Archival Is Not Piracy
Today, access to piracy is everywhere in computers. We can decrypt
a DVD to allow others to watch copies. We can rip music off a Music CD and sell
copies worth less than a penny each. We can let others intall our purchased
programs on multiple computers. Piracy can happen as easy as Copy and Paste.
Are these acts legal? No, but "fair use" laws say that as long as the copies are
for archival purposes only, it's legal. Now, if this is true, then why is one type of
archival penalized by court? Why is the act of archiving video game carts (also
called "cart dumping") considered as bad as piracy? Why is it is considered

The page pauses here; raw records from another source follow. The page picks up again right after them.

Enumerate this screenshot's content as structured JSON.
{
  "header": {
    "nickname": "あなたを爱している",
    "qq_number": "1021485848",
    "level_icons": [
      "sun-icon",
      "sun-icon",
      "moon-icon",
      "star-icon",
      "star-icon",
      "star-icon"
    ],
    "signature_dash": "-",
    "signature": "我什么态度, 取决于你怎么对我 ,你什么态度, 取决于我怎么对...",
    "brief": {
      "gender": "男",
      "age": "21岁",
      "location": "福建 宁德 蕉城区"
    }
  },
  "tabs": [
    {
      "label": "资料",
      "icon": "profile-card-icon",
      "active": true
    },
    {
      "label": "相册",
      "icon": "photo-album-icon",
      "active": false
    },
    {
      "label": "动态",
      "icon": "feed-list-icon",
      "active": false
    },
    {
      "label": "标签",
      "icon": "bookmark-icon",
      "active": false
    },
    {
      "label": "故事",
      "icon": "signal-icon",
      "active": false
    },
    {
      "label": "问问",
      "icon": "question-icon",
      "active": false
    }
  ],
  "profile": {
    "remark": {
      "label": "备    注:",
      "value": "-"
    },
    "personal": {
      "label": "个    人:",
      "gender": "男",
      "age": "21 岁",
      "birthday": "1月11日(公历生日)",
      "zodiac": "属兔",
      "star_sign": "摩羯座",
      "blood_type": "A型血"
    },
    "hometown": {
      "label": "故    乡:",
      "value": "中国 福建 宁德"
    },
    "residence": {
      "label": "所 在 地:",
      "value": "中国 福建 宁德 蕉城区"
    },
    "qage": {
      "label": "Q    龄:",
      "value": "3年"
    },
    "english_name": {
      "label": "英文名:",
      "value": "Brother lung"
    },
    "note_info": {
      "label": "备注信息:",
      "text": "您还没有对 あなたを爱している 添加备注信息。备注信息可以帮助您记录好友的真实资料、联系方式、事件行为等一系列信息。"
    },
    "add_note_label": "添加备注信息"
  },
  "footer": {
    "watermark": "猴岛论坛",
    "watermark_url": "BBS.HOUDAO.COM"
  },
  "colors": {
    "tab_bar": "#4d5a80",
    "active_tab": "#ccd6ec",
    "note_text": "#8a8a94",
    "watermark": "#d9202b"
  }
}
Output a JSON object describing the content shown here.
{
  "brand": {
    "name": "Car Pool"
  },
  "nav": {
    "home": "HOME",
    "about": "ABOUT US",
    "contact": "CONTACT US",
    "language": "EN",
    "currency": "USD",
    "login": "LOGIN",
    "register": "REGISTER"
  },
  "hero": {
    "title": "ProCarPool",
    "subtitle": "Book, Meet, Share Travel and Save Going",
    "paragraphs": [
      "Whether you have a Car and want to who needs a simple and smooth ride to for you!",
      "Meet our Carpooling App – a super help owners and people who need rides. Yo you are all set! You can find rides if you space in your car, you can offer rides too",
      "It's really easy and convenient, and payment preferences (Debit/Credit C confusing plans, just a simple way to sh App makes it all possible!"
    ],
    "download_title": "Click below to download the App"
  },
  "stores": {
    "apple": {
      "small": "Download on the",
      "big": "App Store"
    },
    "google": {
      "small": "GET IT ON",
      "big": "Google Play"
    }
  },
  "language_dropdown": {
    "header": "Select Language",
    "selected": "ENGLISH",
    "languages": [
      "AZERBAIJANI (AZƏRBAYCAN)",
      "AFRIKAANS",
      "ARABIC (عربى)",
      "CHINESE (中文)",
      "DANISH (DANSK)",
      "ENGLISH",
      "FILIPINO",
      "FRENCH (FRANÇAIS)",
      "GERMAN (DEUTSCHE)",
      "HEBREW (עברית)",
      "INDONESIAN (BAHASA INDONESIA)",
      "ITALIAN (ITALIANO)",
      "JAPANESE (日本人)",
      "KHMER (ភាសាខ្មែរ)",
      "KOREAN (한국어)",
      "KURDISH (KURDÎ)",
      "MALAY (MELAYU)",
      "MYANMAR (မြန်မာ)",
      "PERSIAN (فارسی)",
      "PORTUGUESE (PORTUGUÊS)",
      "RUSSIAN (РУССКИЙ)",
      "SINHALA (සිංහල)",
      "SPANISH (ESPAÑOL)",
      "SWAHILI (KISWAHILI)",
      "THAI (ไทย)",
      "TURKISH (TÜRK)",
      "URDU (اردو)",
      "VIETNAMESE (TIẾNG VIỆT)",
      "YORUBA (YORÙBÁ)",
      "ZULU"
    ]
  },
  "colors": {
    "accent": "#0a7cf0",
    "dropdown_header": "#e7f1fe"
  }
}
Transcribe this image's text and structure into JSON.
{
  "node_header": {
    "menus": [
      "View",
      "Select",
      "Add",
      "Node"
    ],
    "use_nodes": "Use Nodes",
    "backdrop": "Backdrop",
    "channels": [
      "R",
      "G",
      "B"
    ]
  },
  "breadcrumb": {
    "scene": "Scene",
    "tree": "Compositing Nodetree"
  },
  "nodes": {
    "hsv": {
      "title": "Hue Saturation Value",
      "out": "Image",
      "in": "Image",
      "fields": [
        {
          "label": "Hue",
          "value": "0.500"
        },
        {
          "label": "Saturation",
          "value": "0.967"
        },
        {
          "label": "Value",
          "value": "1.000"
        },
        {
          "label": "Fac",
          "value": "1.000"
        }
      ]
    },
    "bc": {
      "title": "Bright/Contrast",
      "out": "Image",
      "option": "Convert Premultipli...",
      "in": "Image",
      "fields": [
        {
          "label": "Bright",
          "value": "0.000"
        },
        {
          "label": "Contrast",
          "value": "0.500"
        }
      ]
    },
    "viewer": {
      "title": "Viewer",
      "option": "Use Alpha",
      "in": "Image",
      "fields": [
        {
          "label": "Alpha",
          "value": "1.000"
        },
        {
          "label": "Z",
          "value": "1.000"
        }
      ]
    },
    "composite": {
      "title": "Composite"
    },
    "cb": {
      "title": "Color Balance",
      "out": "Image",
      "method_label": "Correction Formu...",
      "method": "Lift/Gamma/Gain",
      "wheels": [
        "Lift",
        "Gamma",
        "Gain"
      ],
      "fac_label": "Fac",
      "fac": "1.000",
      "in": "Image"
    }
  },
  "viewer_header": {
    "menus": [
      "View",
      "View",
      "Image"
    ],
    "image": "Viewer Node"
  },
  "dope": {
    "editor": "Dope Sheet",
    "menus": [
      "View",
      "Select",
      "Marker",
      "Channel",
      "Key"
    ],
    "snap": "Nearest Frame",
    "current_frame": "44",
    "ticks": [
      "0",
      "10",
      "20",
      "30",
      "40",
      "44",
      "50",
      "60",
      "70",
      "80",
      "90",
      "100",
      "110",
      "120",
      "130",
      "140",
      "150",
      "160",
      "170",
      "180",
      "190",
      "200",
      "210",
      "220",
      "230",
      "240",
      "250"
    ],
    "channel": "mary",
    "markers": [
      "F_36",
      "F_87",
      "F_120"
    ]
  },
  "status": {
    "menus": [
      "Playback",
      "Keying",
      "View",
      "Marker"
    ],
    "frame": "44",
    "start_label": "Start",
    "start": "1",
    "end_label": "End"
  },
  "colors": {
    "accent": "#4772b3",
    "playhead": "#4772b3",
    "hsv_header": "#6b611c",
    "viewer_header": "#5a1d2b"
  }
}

Lik-Sang, one of the most well-known distributers of game cart back-
up units, had been sued by Nintendo for 700 grand ($641,000) for the world-wide
distribution of game cart copiers (also called cart game cart back-up devices).
Sued for just the distribution of game cart copiers. (Rik)
How is this fair? How is the distribution of the devices illegal? No real
crime of copyright infringement had been commited. It isn't the act of selling
copies of games that happened, but just the selling of those back-up devices. Is
that really illegal? DVD drives and CD drives that copy and create Music CDs
and DVDs aren't really considered ellegal. In fact, they are sold commercially
and are well-known all over the US. These drives are used for us to make
archival copies of our DVDs and CDs, but the business of manufacturing such
devices hasn't yet been halted by any copyright infringement law. The thought of
it has come to mind of many, but DVD/CD writers are still being distributed
worldwide because it has been understood that...